- _Provided records_:
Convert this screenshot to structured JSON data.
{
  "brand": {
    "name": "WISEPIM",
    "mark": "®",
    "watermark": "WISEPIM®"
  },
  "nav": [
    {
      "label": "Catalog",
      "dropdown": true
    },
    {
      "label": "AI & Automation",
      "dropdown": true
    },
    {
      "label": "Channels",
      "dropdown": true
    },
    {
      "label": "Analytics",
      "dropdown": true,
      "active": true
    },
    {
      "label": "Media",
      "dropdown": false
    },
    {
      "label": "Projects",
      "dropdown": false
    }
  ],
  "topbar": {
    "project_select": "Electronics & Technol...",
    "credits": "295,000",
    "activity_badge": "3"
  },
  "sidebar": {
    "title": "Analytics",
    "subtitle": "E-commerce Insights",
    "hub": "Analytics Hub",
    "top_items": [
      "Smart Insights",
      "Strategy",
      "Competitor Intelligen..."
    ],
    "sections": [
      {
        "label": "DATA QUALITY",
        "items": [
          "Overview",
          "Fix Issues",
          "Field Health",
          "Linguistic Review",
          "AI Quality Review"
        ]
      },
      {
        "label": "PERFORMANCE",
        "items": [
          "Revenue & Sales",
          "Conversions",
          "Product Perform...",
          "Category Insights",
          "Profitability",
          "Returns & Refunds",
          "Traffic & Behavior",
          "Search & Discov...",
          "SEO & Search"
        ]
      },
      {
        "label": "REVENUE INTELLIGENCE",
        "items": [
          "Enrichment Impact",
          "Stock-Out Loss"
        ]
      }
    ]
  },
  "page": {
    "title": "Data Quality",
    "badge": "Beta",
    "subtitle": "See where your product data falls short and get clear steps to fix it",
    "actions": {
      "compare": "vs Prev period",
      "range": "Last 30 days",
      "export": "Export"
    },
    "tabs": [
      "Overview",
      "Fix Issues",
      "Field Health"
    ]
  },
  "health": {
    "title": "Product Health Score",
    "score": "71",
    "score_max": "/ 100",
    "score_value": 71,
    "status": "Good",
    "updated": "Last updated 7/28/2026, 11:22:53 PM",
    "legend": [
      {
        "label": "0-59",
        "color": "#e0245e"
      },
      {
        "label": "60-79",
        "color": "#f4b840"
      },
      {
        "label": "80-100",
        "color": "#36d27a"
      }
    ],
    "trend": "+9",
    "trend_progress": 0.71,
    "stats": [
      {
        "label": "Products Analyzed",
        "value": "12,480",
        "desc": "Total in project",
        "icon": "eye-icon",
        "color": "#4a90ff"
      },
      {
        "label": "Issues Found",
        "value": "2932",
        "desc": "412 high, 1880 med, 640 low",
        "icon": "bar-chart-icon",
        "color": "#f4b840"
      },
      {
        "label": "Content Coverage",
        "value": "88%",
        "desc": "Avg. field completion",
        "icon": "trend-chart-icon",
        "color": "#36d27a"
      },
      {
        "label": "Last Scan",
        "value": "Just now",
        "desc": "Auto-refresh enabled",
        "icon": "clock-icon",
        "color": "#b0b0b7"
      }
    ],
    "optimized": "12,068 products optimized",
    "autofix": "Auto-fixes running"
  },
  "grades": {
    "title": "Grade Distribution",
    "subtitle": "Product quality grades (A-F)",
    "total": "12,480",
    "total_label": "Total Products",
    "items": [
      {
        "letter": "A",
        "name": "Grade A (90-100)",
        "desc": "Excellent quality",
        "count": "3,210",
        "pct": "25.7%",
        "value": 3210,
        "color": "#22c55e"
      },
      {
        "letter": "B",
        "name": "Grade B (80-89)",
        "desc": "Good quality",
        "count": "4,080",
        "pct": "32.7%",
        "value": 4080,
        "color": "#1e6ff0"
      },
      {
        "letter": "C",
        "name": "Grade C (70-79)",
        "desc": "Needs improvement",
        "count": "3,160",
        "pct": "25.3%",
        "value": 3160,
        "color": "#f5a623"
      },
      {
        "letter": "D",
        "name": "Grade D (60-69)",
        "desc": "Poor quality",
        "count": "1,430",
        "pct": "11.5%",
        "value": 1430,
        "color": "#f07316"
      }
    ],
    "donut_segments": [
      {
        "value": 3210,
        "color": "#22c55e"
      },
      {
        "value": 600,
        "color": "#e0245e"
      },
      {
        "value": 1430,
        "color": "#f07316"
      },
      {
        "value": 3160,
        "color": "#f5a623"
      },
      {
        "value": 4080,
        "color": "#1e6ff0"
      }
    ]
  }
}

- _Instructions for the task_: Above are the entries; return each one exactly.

- _Response area_:
Convert this screenshot to structured JSON data.
{
  "brand": {
    "name": "WISEPIM",
    "mark": "®",
    "watermark": "WISEPIM®"
  },
  "nav": [
    {
      "label": "Catalog",
      "dropdown": true
    },
    {
      "label": "AI & Automation",
      "dropdown": true
    },
    {
      "label": "Channels",
      "dropdown": true
    },
    {
      "label": "Analytics",
      "dropdown": true,
      "active": true
    },
    {
      "label": "Media",
      "dropdown": false
    },
    {
      "label": "Projects",
      "dropdown": false
    }
  ],
  "topbar": {
    "project_select": "Electronics & Technol...",
    "credits": "295,000",
    "activity_badge": "3"
  },
  "sidebar": {
    "title": "Analytics",
    "subtitle": "E-commerce Insights",
    "hub": "Analytics Hub",
    "top_items": [
      "Smart Insights",
      "Strategy",
      "Competitor Intelligen..."
    ],
    "sections": [
      {
        "label": "DATA QUALITY",
        "items": [
          "Overview",
          "Fix Issues",
          "Field Health",
          "Linguistic Review",
          "AI Quality Review"
        ]
      },
      {
        "label": "PERFORMANCE",
        "items": [
          "Revenue & Sales",
          "Conversions",
          "Product Perform...",
          "Category Insights",
          "Profitability",
          "Returns & Refunds",
          "Traffic & Behavior",
          "Search & Discov...",
          "SEO & Search"
        ]
      },
      {
        "label": "REVENUE INTELLIGENCE",
        "items": [
          "Enrichment Impact",
          "Stock-Out Loss"
        ]
      }
    ]
  },
  "page": {
    "title": "Data Quality",
    "badge": "Beta",
    "subtitle": "See where your product data falls short and get clear steps to fix it",
    "actions": {
      "compare": "vs Prev period",
      "range": "Last 30 days",
      "export": "Export"
    },
    "tabs": [
      "Overview",
      "Fix Issues",
      "Field Health"
    ]
  },
  "health": {
    "title": "Product Health Score",
    "score": "71",
    "score_max": "/ 100",
    "score_value": 71,
    "status": "Good",
    "updated": "Last updated 7/28/2026, 11:22:53 PM",
    "legend": [
      {
        "label": "0-59",
        "color": "#e0245e"
      },
      {
        "label": "60-79",
        "color": "#f4b840"
      },
      {
        "label": "80-100",
        "color": "#36d27a"
      }
    ],
    "trend": "+9",
    "trend_progress": 0.71,
    "stats": [
      {
        "label": "Products Analyzed",
        "value": "12,480",
        "desc": "Total in project",
        "icon": "eye-icon",
        "color": "#4a90ff"
      },
      {
        "label": "Issues Found",
        "value": "2932",
        "desc": "412 high, 1880 med, 640 low",
        "icon": "bar-chart-icon",
        "color": "#f4b840"
      },
      {
        "label": "Content Coverage",
        "value": "88%",
        "desc": "Avg. field completion",
        "icon": "trend-chart-icon",
        "color": "#36d27a"
      },
      {
        "label": "Last Scan",
        "value": "Just now",
        "desc": "Auto-refresh enabled",
        "icon": "clock-icon",
        "color": "#b0b0b7"
      }
    ],
    "optimized": "12,068 products optimized",
    "autofix": "Auto-fixes running"
  },
  "grades": {
    "title": "Grade Distribution",
    "subtitle": "Product quality grades (A-F)",
    "total": "12,480",
    "total_label": "Total Products",
    "items": [
      {
        "letter": "A",
        "name": "Grade A (90-100)",
        "desc": "Excellent quality",
        "count": "3,210",
        "pct": "25.7%",
        "value": 3210,
        "color": "#22c55e"
      },
      {
        "letter": "B",
        "name": "Grade B (80-89)",
        "desc": "Good quality",
        "count": "4,080",
        "pct": "32.7%",
        "value": 4080,
        "color": "#1e6ff0"
      },
      {
        "letter": "C",
        "name": "Grade C (70-79)",
        "desc": "Needs improvement",
        "count": "3,160",
        "pct": "25.3%",
        "value": 3160,
        "color": "#f5a623"
      },
      {
        "letter": "D",
        "name": "Grade D (60-69)",
        "desc": "Poor quality",
        "count": "1,430",
        "pct": "11.5%",
        "value": 1430,
        "color": "#f07316"
      }
    ],
    "donut_segments": [
      {
        "value": 3210,
        "color": "#22c55e"
      },
      {
        "value": 600,
        "color": "#e0245e"
      },
      {
        "value": 1430,
        "color": "#f07316"
      },
      {
        "value": 3160,
        "color": "#f5a623"
      },
      {
        "value": 4080,
        "color": "#1e6ff0"
      }
    ]
  }
}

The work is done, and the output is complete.